In 2010, Tracey Smith,  a Creative Director at an ad agency NYC, wins a company-wide contest called The Passion Project. She is given three weeks of paid time off to purse a passion of hers and sets out to make a film about a world renowned animal rescue in upstate NY. After spending a few months living, sleeping, and shooting amongst the 450 animals that lived there, the organization is attacked by PETA and the district attorneys office begins an investigation about its alleged abuse. This leads to its dissolution and the arrest of its founder with whom Tracey had looked up to and admired immensely.

This shocking downfall causes Tracey to have flashbacks and question the blindness in her own life.  She can’t help seeing the parallels between the animal abuse and her personal experiences of sexual abuse as a child. Over the next 8 years, Tracey explores her unresolved experiences, confronts her past and embarks on an investigative journey seeking answers and searching for memories. What she discovers is a long history of traumatic multi-generational abuse that is deeply ingrained within her own family system.

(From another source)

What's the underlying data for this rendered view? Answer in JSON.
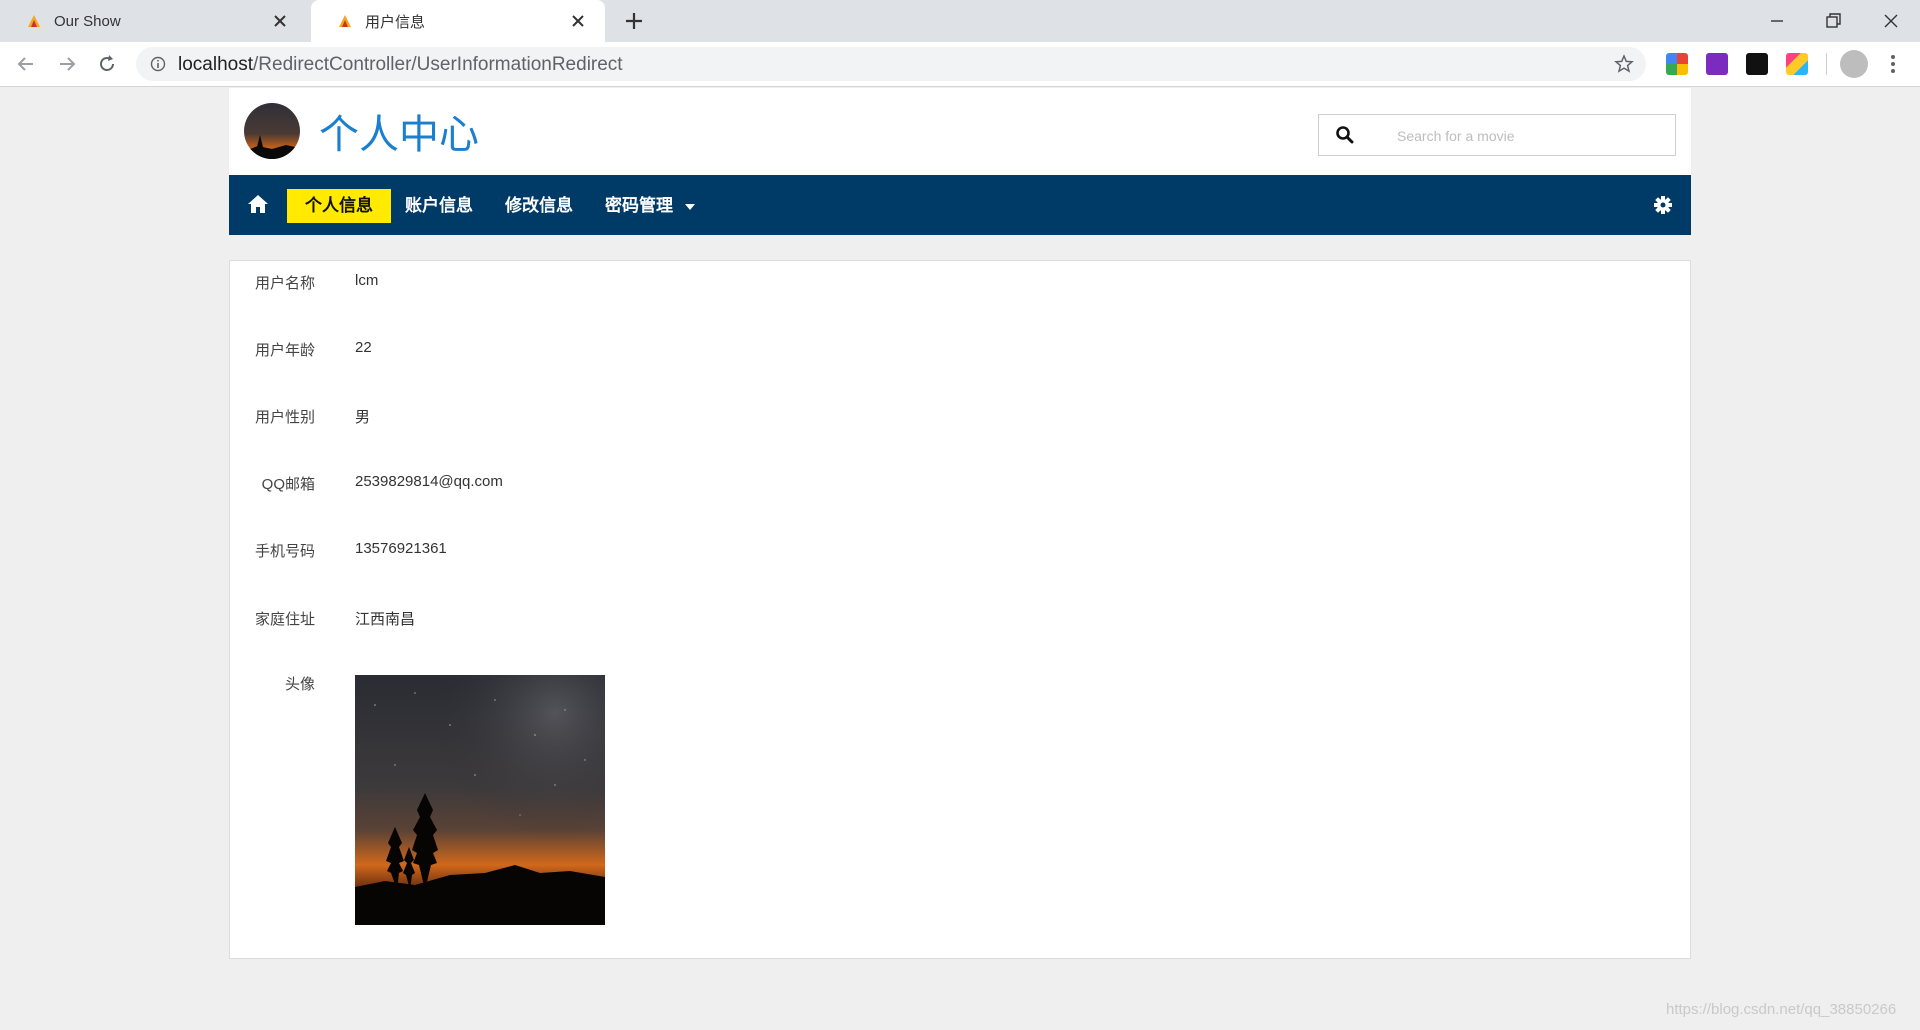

Understanding the urgency of telling this story and stopping the silent epidemic that affects so many families today, Tracey continues filming. She finds that so many victims wish this issue would stay tucked away and that they often turn a blind eye to it. This is her main struggle in bringing this disturbing reality to the surface. Pushing through the deep-seated resistance, Tracey believes that until victims of abuse can find the strength to confront their situation and the perpetrators in power, no real change will happen.

What unfolds is a tragic story where fear and shame meet resilience and courage.  A story of one voice speaking up to end a long history of deeply ingrained silence and a cycle of abuse that’s haunted a family for generations. In the end, the story follows the process of Tracey and her partner starting a family of their own. The next generation. Which is another motivation for Tracey to keep speaking the truth, for her future family, and all the families affected by sexual abuse and the silence that fuels it. This is an intimate personal story but it’s one of a million more all over the world not being told right now. And it’s time the Me Too movement makes its way into the home and turns on a light.



The Me Too movement has been primarily about power dynamics in the workplace and we haven’t yet seen how it manifests on the family level. Sexual abuse and power plays show up in epidemic proportions through family lineages. This pressure to keep quiet is not unique to my family but prevalent in families everywhere. Not only do we have to deal with it in the workplace where you could harm and potentially lose your career, but it’s profoundly shocking how many of us go home to it too. Here, the risk of coming forward is the tragic potential of losing your own family.

There are over 42 million cases of sexual abuse in this country alone.1 Statistically, 1 in 4 girls and 1 in 6 boys is a victim of sexual abuse before the age of 18. Roughly 66-90% of abuse victims will never tell anyone and 90% of the abused children are victims of someone they know, love or trust - more than half by family members.2

Seemingly good people reinforce this abhorrent pressure to stay silent so as to “not break up the family” and so many of us live in fear and shame, keeping quiet just to maintain the peace.Our film will show that this is not a singular situation but a much larger and deeply disturbing widespread issue; an ongoing epidemic that transcends religion, color, gender, socio-economics, and geographical location.